Records drawn from a dataset:
________
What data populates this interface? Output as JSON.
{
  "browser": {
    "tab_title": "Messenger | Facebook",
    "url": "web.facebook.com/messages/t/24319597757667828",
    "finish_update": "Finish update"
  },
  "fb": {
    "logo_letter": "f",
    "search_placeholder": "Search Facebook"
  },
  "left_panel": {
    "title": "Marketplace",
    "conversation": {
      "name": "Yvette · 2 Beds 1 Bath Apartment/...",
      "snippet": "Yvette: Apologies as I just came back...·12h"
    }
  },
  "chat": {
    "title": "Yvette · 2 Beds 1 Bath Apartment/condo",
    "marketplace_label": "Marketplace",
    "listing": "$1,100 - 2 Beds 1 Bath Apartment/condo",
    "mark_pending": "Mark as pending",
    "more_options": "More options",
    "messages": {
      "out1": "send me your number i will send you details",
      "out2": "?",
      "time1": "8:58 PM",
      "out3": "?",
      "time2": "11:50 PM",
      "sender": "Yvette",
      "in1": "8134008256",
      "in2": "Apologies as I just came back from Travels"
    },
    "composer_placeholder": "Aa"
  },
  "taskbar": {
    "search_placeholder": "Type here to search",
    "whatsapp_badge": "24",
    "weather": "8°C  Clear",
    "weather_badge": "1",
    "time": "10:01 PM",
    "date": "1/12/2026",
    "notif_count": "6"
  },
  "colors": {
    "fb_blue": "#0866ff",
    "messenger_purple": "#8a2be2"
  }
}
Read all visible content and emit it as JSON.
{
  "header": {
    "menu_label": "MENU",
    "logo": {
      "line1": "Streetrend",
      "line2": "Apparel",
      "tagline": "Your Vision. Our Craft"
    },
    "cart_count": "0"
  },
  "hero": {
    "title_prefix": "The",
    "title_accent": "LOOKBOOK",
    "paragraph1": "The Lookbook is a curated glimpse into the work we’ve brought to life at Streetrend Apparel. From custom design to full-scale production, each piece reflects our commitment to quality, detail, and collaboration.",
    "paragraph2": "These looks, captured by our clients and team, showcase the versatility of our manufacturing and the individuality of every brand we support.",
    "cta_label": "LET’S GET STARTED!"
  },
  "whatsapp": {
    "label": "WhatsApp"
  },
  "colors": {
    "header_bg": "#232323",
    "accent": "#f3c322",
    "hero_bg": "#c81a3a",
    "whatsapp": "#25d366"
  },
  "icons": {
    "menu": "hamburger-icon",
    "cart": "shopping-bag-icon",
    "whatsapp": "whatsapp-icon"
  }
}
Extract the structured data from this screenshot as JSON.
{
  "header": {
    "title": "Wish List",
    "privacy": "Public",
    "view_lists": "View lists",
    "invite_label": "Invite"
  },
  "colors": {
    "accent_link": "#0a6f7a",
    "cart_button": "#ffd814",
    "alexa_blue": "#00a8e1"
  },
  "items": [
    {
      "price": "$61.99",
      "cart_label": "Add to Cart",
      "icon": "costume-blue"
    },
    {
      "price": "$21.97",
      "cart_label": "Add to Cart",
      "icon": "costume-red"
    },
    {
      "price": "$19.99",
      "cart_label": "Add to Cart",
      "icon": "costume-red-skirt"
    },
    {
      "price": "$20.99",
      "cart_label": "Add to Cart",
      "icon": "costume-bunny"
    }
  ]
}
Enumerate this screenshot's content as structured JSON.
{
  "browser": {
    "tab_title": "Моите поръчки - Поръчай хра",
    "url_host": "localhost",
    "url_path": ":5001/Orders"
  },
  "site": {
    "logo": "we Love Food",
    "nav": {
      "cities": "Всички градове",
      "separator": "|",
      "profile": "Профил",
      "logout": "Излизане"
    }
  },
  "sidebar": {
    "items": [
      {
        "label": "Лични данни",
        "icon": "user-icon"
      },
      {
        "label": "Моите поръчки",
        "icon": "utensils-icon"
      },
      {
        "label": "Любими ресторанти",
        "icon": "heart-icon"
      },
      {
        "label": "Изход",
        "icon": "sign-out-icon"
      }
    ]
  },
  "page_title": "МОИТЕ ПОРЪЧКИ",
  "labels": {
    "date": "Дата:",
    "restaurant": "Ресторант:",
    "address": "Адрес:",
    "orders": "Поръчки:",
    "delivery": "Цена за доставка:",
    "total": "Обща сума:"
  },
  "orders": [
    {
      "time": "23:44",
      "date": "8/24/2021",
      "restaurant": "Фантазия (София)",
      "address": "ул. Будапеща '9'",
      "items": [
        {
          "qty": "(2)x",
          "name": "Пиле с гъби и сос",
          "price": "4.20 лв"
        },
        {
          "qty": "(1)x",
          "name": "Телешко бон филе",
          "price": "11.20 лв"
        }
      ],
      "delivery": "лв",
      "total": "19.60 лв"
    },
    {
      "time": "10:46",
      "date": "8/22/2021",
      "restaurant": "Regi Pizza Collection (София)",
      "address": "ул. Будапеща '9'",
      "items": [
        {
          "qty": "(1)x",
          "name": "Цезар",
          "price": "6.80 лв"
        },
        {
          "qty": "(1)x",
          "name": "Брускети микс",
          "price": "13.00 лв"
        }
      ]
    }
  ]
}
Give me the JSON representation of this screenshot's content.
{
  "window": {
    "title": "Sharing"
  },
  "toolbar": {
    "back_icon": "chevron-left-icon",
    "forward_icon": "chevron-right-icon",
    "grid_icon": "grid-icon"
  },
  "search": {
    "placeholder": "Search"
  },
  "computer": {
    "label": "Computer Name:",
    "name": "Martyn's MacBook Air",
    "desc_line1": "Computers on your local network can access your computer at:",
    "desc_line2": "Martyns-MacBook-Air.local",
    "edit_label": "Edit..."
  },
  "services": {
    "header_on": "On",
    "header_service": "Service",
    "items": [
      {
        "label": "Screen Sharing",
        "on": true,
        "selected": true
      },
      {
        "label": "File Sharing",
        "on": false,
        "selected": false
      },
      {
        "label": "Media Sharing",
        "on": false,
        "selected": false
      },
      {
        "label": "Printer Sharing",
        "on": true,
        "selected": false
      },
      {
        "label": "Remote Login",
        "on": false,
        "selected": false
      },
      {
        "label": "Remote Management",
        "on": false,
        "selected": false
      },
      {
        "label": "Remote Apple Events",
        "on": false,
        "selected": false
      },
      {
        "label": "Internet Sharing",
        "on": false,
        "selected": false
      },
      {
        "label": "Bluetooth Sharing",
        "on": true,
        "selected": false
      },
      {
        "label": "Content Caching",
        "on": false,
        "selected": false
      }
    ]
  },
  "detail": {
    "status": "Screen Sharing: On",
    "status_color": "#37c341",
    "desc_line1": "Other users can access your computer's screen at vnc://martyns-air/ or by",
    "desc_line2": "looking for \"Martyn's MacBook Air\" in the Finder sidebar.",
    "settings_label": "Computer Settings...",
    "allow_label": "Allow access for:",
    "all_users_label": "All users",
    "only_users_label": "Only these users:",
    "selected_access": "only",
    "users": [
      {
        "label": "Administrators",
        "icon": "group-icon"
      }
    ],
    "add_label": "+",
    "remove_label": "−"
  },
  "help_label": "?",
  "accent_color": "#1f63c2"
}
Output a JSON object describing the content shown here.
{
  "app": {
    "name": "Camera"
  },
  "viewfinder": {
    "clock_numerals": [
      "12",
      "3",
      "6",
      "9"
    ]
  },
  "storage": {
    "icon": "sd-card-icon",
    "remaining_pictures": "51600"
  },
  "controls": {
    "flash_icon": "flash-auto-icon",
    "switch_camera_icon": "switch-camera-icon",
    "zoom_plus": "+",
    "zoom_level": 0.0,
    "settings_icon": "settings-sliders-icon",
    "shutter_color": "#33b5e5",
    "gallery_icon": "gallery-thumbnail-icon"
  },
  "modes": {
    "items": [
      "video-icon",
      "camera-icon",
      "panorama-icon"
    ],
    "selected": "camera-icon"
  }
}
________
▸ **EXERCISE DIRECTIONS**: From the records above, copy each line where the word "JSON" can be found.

▸ **ANSWER BOX**:
What data populates this interface? Output as JSON.
Read all visible content and emit it as JSON.
Extract the structured data from this screenshot as JSON.
Enumerate this screenshot's content as structured JSON.
Give me the JSON representation of this screenshot's content.
Output a JSON object describing the content shown here.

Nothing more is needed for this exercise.